By Fareed Zakaria, CNN
America's health care system is really a mess. It is partly free enterprise, partly state-subsidized and overall highly inefficient in delivering quality care at a reasonable price.
I am a big fan of the free market. I think it has an almost magical ability to allocate resources and generate growth. But precisely because it is so powerful, in places where it doesn't work well, it can cause huge distortions.
The Nobel Prize-winning economist, Kenneth Arrow, outlined in the 1960s why markets don't work well when it comes to health care. He explained that people don't know when they will need health care and that when they do need it, the cost is often prohibitive. This means you need some kind of insurance or a government-run system.
Now, if we decided as a society that it is OK that when people suddenly discover they need health care, they can only get it if they can pay for it - that would work, but it would mean that the vast majority of Americans wouldn't be able to pay for a triple bypass or a hip replacement when they would need it.
The market would work, just as it works for BMW cars - people who can afford it can get it, people who can’t, won’t. But every rich country in the world - and many not so rich ones - have decided that every citizen should have access to basic health care and given that, a pure free market model simply cannot work (and remember, even if one were to have only a catastrophic insurance model, that's where all the costs are.)
Just 5% of the patients in the U.S. account for fifty percent of all health care costs - mostly the chronically ill - and taking care of these catastrophic illnesses is what drives up American costs.
A general insurance system can only work if everyone is insured. That's what the Swiss and Taiwanese found out. Otherwise, only the people who are sick will want to buy insurance and the insurance companies will spend most of their time and effort trying to kick sick people out of the system and denying coverage to those who might get sick.
That's why the Heritage Foundation, a conservative think tank, came up with the idea of an individual mandate, requiring that people buy health insurance in exactly the same way that people are required to buy car insurance.

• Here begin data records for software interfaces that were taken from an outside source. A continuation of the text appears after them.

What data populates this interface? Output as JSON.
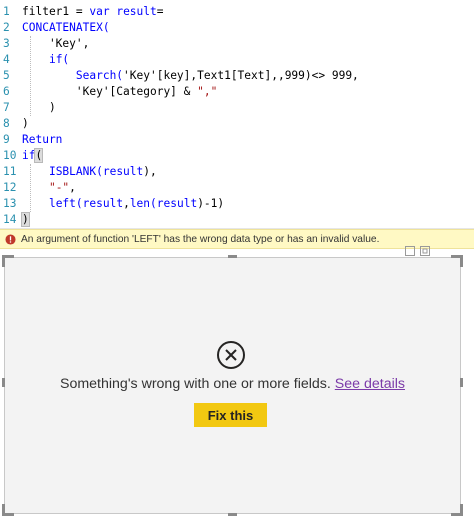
{
  "editor": {
    "lines": [
      {
        "num": "1",
        "tokens": [
          {
            "t": "filter1 = ",
            "c": "pl"
          },
          {
            "t": "var",
            "c": "kw"
          },
          {
            "t": " ",
            "c": "pl"
          },
          {
            "t": "result",
            "c": "kw"
          },
          {
            "t": "=",
            "c": "pl"
          }
        ]
      },
      {
        "num": "2",
        "tokens": [
          {
            "t": "CONCATENATEX(",
            "c": "fn"
          }
        ]
      },
      {
        "num": "3",
        "tokens": [
          {
            "t": "    'Key',",
            "c": "pl"
          }
        ]
      },
      {
        "num": "4",
        "tokens": [
          {
            "t": "    ",
            "c": "pl"
          },
          {
            "t": "if(",
            "c": "fn"
          }
        ]
      },
      {
        "num": "5",
        "tokens": [
          {
            "t": "        ",
            "c": "pl"
          },
          {
            "t": "Search(",
            "c": "fn"
          },
          {
            "t": "'Key'[key],Text1[Text],,999)<> 999,",
            "c": "pl"
          }
        ]
      },
      {
        "num": "6",
        "tokens": [
          {
            "t": "        'Key'[Category] & ",
            "c": "pl"
          },
          {
            "t": "\",\"",
            "c": "str"
          }
        ]
      },
      {
        "num": "7",
        "tokens": [
          {
            "t": "    )",
            "c": "pl"
          }
        ]
      },
      {
        "num": "8",
        "tokens": [
          {
            "t": ")",
            "c": "pl"
          }
        ]
      },
      {
        "num": "9",
        "tokens": [
          {
            "t": "Return",
            "c": "kw"
          }
        ]
      },
      {
        "num": "10",
        "tokens": [
          {
            "t": "if",
            "c": "fn"
          },
          {
            "t": "(",
            "c": "hl"
          }
        ]
      },
      {
        "num": "11",
        "tokens": [
          {
            "t": "    ",
            "c": "pl"
          },
          {
            "t": "ISBLANK(",
            "c": "fn"
          },
          {
            "t": "result",
            "c": "kw"
          },
          {
            "t": "),",
            "c": "pl"
          }
        ]
      },
      {
        "num": "12",
        "tokens": [
          {
            "t": "    ",
            "c": "pl"
          },
          {
            "t": "\"-\"",
            "c": "str"
          },
          {
            "t": ",",
            "c": "pl"
          }
        ]
      },
      {
        "num": "13",
        "tokens": [
          {
            "t": "    ",
            "c": "pl"
          },
          {
            "t": "left(",
            "c": "fn"
          },
          {
            "t": "result",
            "c": "kw"
          },
          {
            "t": ",",
            "c": "pl"
          },
          {
            "t": "len(",
            "c": "fn"
          },
          {
            "t": "result",
            "c": "kw"
          },
          {
            "t": ")-1)",
            "c": "pl"
          }
        ]
      },
      {
        "num": "14",
        "tokens": [
          {
            "t": ")",
            "c": "hl"
          }
        ]
      }
    ]
  },
  "error": {
    "icon": "warning-icon",
    "message": "An argument of function 'LEFT' has the wrong data type or has an invalid value."
  },
  "visual": {
    "icon": "circle-x-icon",
    "message": "Something's wrong with one or more fields.",
    "link_label": "See details",
    "button_label": "Fix this"
  },
  "colors": {
    "keyword": "#0000ff",
    "string": "#a31515",
    "line_number": "#2b91af",
    "error_bar": "#fff9c4",
    "link": "#7b3aa8",
    "button": "#f2c811"
  }
}
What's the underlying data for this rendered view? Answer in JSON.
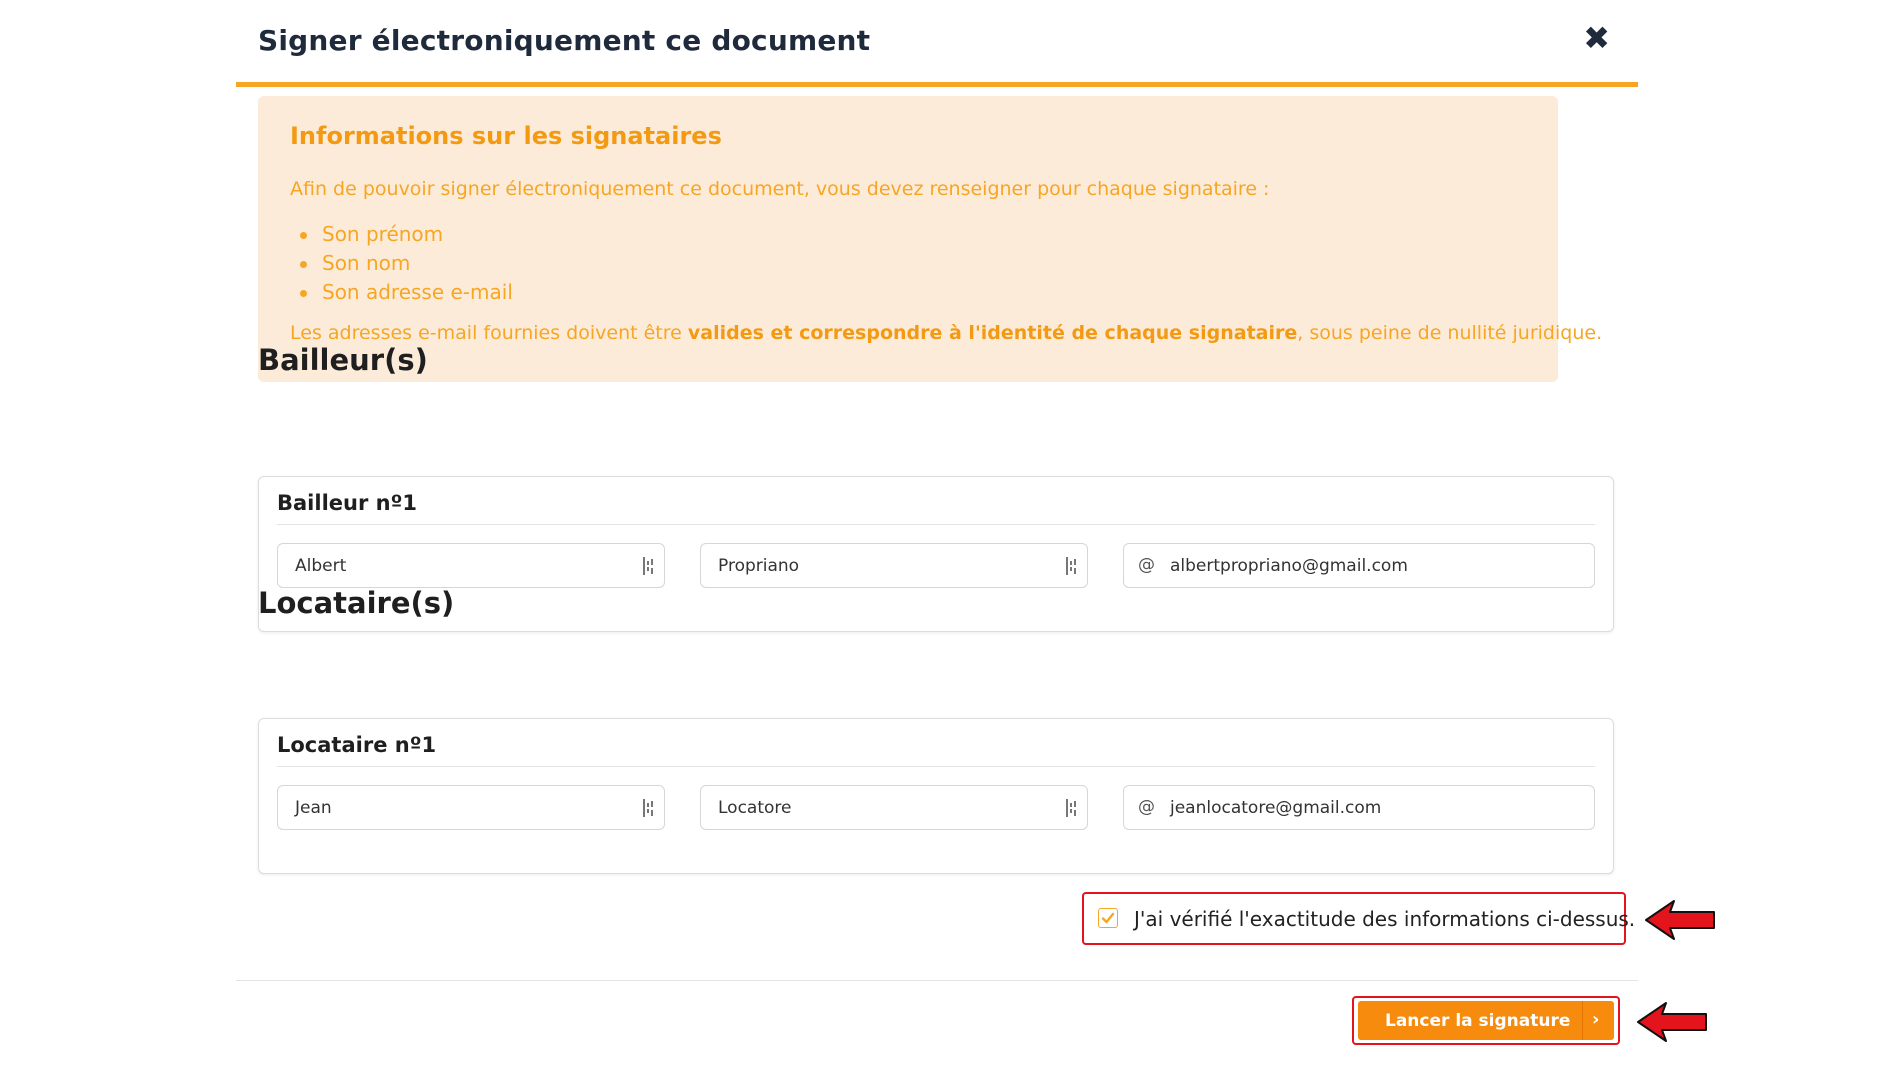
{
  "modal": {
    "title": "Signer électroniquement ce document",
    "close_glyph": "✖"
  },
  "info": {
    "title": "Informations sur les signataires",
    "intro": "Afin de pouvoir signer électroniquement ce document, vous devez renseigner pour chaque signataire :",
    "items": [
      "Son prénom",
      "Son nom",
      "Son adresse e-mail"
    ],
    "legal_prefix": "Les adresses e-mail fournies doivent être ",
    "legal_bold": "valides et correspondre à l'identité de chaque signataire",
    "legal_suffix": ", sous peine de nullité juridique."
  },
  "bailleurs": {
    "section_title": "Bailleur(s)",
    "card_title": "Bailleur nº1",
    "first_name": "Albert",
    "last_name": "Propriano",
    "email_prefix": "@",
    "email": "albertpropriano@gmail.com"
  },
  "locataires": {
    "section_title": "Locataire(s)",
    "card_title": "Locataire nº1",
    "first_name": "Jean",
    "last_name": "Locatore",
    "email_prefix": "@",
    "email": "jeanlocatore@gmail.com"
  },
  "confirm": {
    "checked": true,
    "label": "J'ai vérifié l'exactitude des informations ci-dessus."
  },
  "submit": {
    "label": "Lancer la signature",
    "chevron": "›"
  },
  "colors": {
    "accent": "#f6a623",
    "button": "#f68b0e",
    "highlight": "#e3141c",
    "info_bg": "#fdebd9",
    "title": "#1f2b3d"
  },
  "icons": {
    "close": "close-icon",
    "keyboard": "input-keyboard-icon",
    "at": "at-icon",
    "check": "check-icon",
    "chevron": "chevron-right-icon",
    "annotation": "red-arrow-icon"
  }
}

That's why Mitt Romney chose this model as a market-friendly system for Massachusetts when he was governor. And that's why Newt Gingrich praised the Massachusetts model as the most important step forward in health care in years.
The Obama health care plan is not perfect by any measure. It still maintains the connection between employment and health care, which is massively inefficient and a huge burden on American business.
While businesses often talk about the need to reduce regulations to be competitive globally - a cause I support - they strangely rarely talk about their single biggest handicap against global competitors.
American companies have to pay high tens of billions of dollars to provide health care for their employees and former employees while their German, Canadian, Japanese, and British counterparts pay nothing - zero - in health care costs.
The Obama health care bill expands access to 30 million Americans. That's good economics and also the right thing to do, but it does little by way of controlling costs.
There are several experiments and pilot programs in it. There are new trends emerging, but little in the way of systemic cost controls. That's largely a failure of nerve amongst the entire political establishment.
Every expert realizes that no matter what the system of health, you will need to have some kind of board that decides that some things are covered and others are not.
This has been demagogued as “death panels” when it is really the only sensible way to make the system work. No one is saying that you can't get any procedure you want - merely that there are some that your insurance doesn't pay for.
The other unusual aspect of health care, Kenneth Arrow points out, is that the buyers really don't have much knowledge.
You can decide that you don't want a new car, or can comparison shop for a new TV, but you can't decide that you don't want a bypass.
That's why costs have come down in optional areas like LASIK surgery but not in ones where the consumer really can't walk away.
There are powerful ways to incorporate the discipline of the market to make providers lower costs, but the key, as Atul Gawande points out, is to give doctors and hospitals an incentive to make you healthy rather than the current approach where they make money if you are unhealthy and need lots of heroic procedures.
A final thought: One can reason from first principles and that's a good thing but you must also reason from facts on the ground. The fact is that all rich countries try to provide affordable health care for their citizens in some way or the other.
All of them - including free market havens like Taiwan - have found that they need to use an insurance or government-sponsored model. All of them provide universal health care at much, much lower costs than we do.
The United States has the most marketized system in the world and the most expensive and inefficient one with bad outcomes and low levels of customer satisfaction.
Maybe there's a theoretic model out there that would work, but right now, in the world we are living in, some kind of mixed, messy health care system is what we have and our task is not to abolish it in favor of a utopia but to improve it so that Americans can get good care at reasonable prices - like so much of the rest of the world.